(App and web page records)
=== Section Start ===

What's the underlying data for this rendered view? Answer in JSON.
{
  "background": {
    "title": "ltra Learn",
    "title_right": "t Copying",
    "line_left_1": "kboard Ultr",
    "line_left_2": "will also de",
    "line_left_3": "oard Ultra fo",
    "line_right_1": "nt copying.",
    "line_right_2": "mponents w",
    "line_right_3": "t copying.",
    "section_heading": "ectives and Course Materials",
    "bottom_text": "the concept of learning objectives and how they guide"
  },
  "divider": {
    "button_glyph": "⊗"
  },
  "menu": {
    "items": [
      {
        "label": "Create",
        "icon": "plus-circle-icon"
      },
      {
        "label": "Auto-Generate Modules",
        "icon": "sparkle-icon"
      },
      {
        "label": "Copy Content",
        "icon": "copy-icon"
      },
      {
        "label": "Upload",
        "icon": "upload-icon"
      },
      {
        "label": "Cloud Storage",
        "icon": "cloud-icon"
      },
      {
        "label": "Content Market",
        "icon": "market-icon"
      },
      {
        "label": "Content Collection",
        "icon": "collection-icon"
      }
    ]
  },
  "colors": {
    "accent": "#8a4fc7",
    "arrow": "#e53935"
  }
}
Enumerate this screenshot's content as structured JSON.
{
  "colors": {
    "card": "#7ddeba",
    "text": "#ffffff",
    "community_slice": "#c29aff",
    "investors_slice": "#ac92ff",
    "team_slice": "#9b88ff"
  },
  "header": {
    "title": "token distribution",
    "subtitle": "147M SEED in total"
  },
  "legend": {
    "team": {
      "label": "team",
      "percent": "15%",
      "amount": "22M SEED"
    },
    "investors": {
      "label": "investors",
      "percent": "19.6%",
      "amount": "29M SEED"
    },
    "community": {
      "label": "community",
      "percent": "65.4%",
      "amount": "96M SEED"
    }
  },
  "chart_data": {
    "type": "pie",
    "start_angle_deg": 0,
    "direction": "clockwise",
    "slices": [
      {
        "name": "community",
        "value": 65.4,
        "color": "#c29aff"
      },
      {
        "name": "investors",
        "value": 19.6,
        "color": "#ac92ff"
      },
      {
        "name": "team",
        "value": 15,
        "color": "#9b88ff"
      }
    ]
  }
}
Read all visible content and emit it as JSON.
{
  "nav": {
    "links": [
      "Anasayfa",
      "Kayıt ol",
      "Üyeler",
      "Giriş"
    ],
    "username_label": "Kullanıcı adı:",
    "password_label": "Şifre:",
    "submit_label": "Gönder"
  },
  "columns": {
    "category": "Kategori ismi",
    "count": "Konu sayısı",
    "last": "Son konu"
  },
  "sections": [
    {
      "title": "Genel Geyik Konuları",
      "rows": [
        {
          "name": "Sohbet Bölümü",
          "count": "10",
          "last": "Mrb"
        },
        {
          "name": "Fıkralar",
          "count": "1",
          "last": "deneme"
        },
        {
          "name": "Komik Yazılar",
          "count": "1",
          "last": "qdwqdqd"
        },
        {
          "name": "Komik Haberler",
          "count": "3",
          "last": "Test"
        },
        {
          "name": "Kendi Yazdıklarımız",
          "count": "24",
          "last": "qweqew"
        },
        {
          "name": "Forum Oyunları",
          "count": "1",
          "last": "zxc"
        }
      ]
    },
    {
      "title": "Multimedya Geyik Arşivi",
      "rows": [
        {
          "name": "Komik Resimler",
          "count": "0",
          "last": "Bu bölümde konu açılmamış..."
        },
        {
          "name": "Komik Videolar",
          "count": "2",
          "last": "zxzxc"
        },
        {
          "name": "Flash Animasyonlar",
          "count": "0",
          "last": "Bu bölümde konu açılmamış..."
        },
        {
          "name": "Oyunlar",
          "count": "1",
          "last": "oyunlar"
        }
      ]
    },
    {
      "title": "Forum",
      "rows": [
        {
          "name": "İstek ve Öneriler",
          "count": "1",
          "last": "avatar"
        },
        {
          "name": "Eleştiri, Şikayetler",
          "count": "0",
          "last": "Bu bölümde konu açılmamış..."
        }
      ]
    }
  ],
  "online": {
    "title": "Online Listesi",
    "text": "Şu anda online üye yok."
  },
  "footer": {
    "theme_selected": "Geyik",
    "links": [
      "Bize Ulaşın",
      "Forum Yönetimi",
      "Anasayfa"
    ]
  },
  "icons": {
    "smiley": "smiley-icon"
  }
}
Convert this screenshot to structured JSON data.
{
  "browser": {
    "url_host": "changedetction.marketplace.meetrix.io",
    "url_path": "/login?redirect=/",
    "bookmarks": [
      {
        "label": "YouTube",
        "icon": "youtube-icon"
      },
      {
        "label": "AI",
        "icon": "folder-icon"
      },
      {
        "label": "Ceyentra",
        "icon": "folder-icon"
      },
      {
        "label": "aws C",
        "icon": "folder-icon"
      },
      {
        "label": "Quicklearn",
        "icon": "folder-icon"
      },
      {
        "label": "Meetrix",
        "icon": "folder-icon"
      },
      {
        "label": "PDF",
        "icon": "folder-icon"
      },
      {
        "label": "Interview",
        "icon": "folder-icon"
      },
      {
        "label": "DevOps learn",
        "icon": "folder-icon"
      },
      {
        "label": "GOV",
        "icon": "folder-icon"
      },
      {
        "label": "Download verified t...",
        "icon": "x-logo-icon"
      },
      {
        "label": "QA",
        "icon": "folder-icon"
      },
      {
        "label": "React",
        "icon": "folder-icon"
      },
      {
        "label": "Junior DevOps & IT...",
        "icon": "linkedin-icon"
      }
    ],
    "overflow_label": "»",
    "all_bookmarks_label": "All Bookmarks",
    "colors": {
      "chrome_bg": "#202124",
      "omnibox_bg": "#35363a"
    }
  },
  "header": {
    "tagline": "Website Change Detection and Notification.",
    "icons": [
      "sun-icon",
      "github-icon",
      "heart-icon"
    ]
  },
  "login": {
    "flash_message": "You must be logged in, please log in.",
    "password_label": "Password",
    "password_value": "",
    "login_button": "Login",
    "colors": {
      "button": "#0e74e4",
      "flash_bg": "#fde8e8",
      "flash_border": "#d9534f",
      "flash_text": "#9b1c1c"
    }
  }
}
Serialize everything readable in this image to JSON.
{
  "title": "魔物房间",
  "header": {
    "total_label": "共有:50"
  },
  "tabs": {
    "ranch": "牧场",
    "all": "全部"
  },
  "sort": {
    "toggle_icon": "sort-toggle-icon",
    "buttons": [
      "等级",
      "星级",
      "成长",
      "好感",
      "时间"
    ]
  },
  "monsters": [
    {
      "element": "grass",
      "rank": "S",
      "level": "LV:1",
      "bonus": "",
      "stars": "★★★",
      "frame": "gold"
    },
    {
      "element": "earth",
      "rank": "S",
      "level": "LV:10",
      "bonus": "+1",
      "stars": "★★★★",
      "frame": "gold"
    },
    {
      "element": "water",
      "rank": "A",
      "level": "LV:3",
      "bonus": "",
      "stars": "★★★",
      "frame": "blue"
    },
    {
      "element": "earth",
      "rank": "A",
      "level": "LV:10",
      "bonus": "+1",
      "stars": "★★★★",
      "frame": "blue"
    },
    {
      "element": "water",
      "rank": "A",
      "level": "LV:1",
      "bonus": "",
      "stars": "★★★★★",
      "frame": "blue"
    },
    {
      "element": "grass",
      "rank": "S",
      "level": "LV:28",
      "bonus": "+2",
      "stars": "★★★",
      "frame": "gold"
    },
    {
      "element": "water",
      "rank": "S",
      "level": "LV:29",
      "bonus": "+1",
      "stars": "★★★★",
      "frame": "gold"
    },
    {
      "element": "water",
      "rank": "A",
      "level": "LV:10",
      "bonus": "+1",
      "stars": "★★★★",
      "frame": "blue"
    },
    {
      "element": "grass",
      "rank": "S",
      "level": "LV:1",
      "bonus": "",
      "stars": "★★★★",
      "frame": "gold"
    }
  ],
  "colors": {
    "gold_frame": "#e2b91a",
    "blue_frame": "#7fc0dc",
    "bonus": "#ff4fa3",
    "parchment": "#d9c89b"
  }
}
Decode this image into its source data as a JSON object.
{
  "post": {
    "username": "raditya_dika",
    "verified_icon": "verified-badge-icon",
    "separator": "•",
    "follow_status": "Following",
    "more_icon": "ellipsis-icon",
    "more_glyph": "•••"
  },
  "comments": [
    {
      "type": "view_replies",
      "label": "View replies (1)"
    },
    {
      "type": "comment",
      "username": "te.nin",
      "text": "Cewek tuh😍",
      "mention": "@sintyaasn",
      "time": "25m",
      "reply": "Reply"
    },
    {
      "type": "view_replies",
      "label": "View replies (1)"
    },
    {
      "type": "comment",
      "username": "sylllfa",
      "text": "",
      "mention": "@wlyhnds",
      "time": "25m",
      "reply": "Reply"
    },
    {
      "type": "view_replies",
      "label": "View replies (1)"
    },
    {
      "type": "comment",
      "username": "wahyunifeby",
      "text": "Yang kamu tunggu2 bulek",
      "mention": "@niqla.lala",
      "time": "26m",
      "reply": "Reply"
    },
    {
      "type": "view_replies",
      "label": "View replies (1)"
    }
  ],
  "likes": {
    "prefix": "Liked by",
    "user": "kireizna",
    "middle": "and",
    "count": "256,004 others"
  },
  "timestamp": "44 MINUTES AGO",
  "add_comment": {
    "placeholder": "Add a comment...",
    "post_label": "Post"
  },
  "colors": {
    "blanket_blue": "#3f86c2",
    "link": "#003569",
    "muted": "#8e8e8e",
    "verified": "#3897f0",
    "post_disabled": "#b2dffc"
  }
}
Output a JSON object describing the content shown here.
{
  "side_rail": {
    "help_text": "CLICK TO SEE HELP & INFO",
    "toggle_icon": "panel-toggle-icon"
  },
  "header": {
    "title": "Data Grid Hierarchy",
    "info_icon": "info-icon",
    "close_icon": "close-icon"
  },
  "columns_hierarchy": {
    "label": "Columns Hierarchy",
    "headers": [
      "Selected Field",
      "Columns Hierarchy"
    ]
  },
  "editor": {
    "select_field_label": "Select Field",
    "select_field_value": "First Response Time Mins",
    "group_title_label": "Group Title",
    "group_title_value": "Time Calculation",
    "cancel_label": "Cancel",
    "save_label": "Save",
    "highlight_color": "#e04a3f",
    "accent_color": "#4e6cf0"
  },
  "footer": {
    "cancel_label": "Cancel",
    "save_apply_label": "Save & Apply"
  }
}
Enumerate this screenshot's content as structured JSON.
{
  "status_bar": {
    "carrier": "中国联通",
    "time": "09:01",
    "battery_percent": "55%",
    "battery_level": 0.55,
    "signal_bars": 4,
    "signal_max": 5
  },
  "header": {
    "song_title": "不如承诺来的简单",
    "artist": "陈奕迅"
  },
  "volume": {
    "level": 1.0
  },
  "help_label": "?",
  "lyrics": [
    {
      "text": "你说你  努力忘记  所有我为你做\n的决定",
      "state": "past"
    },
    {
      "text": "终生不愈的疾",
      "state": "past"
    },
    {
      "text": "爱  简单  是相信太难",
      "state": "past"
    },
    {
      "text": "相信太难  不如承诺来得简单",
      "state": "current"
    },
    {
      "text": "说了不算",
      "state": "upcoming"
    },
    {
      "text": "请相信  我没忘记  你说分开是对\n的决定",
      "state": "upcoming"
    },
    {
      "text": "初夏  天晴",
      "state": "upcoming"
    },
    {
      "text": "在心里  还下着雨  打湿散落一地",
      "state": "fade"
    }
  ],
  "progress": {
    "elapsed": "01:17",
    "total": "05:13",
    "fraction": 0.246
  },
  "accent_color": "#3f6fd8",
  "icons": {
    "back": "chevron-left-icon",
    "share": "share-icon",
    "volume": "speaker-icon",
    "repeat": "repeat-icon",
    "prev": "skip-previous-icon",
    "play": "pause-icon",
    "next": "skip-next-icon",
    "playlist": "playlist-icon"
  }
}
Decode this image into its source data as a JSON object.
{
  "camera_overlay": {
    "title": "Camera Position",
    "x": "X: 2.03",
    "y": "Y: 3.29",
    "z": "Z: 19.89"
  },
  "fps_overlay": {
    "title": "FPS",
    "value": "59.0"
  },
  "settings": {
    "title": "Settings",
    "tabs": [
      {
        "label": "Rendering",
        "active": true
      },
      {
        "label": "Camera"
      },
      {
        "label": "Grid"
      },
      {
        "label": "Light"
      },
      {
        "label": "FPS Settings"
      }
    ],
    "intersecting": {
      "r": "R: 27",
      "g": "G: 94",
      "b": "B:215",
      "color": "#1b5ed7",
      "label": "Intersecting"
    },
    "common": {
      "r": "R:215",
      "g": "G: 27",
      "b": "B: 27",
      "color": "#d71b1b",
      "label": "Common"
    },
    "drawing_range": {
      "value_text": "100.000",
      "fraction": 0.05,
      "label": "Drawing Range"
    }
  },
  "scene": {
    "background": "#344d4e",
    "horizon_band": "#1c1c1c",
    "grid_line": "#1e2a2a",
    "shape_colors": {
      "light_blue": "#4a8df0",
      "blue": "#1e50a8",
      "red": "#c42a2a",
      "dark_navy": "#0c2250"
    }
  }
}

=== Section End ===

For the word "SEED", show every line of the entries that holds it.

» **WRITTEN ANSWER**:
    "subtitle": "147M SEED in total"
      "amount": "22M SEED"
      "amount": "29M SEED"
      "amount": "96M SEED"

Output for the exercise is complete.